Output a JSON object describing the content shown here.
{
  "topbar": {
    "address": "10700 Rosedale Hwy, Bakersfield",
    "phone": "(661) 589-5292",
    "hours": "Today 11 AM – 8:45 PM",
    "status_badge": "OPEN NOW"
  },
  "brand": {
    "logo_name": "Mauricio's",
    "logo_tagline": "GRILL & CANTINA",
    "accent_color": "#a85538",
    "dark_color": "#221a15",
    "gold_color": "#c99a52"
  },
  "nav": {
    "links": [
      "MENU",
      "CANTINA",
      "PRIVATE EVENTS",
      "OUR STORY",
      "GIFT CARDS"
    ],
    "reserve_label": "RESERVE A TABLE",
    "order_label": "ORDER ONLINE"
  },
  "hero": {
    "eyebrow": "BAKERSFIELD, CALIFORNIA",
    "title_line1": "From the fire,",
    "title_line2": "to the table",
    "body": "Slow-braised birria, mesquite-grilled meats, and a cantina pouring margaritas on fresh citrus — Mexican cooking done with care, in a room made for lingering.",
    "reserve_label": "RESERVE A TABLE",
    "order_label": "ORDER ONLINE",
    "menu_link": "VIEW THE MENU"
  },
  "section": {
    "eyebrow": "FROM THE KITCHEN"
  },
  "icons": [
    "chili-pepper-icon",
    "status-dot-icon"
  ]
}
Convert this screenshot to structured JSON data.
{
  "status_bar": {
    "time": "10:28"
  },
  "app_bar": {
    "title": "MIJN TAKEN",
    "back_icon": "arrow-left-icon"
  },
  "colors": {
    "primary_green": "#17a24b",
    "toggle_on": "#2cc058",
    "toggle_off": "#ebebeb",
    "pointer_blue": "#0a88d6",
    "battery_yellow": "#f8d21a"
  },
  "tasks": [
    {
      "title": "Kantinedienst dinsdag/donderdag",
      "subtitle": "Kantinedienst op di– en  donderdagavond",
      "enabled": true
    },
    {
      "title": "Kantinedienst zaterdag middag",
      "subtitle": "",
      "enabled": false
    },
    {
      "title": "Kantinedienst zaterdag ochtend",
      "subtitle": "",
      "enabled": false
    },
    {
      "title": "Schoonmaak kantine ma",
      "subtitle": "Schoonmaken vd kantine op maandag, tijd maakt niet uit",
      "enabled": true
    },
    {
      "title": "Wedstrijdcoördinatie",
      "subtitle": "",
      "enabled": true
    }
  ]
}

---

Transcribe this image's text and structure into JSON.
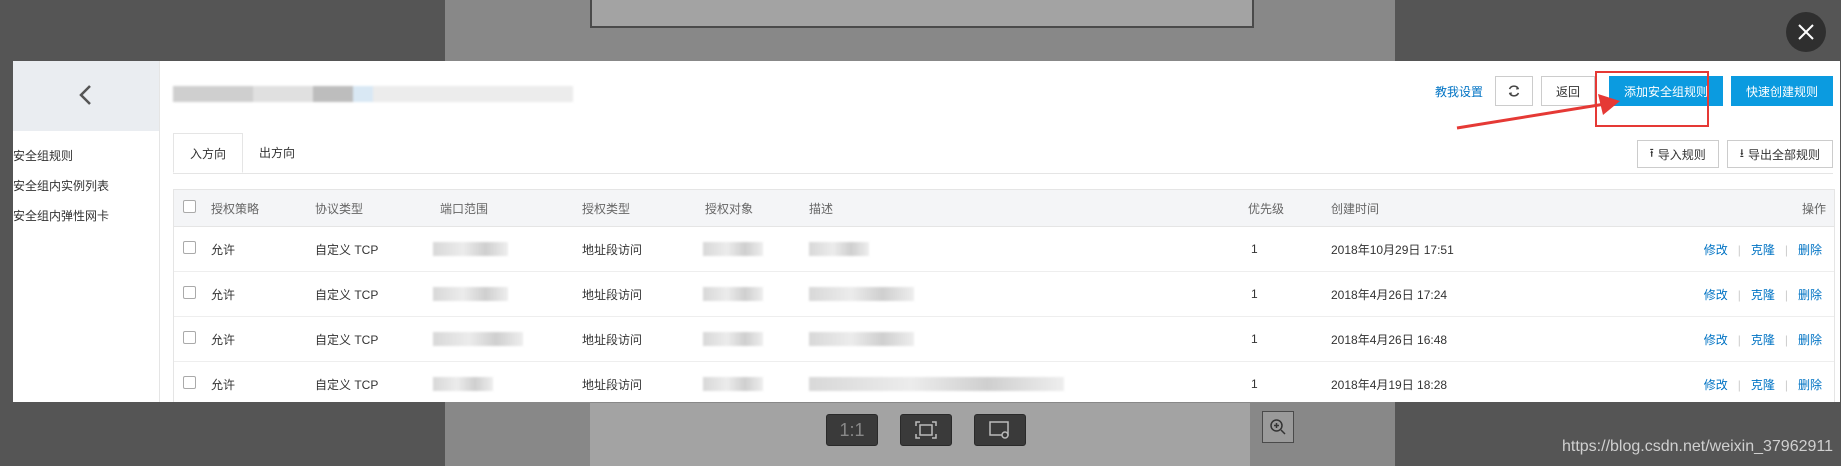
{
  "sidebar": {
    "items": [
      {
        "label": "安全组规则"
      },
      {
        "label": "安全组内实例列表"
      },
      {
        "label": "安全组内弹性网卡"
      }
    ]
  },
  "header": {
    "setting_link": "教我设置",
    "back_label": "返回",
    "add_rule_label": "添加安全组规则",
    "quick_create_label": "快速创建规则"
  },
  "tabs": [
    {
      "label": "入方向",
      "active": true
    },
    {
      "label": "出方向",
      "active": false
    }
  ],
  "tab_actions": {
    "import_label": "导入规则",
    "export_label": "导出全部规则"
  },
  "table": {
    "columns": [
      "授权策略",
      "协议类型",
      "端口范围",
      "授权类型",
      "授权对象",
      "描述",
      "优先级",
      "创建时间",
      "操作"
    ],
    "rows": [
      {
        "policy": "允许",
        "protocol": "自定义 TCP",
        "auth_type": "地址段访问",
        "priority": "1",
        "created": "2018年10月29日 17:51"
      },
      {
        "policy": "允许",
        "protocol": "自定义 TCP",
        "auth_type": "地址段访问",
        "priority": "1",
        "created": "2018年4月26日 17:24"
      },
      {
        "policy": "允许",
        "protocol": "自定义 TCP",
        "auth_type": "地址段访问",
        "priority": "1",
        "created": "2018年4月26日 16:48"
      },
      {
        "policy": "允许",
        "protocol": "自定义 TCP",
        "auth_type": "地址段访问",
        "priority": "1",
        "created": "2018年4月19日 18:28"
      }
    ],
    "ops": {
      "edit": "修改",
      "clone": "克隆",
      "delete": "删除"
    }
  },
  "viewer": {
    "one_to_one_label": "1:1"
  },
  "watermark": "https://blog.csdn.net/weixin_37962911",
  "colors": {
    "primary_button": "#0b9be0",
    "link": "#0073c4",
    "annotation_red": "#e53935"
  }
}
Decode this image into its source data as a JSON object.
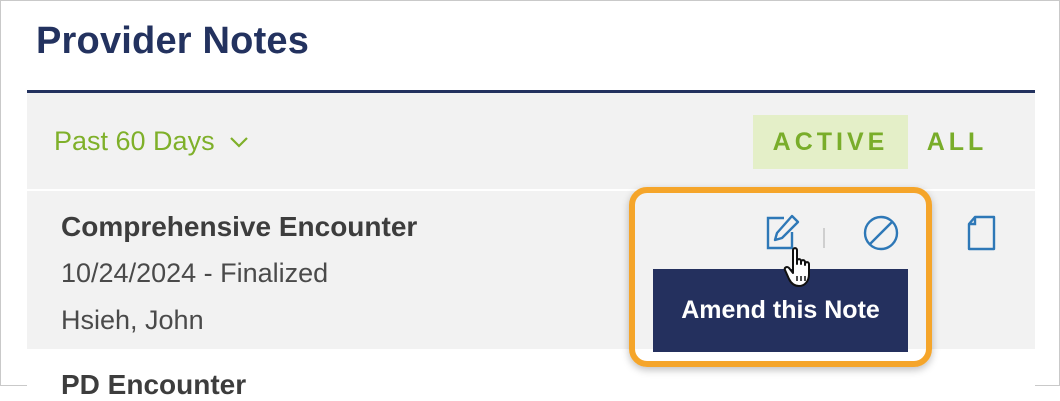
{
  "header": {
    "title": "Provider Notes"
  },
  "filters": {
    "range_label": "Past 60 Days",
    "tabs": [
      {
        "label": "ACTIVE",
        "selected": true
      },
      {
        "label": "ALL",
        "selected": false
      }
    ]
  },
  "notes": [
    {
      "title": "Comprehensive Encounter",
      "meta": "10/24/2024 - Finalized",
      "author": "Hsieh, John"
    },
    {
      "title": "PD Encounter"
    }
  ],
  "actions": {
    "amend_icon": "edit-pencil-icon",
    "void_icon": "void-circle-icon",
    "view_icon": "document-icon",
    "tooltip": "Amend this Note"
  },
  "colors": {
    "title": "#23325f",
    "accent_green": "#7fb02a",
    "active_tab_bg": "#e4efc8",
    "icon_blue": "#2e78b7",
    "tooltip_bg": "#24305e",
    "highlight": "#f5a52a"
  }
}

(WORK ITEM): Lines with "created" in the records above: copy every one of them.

(RESPONSE BELOW):
        "created": "2018年10月29日 17:51"
        "created": "2018年4月26日 17:24"
        "created": "2018年4月26日 16:48"
        "created": "2018年4月19日 18:28"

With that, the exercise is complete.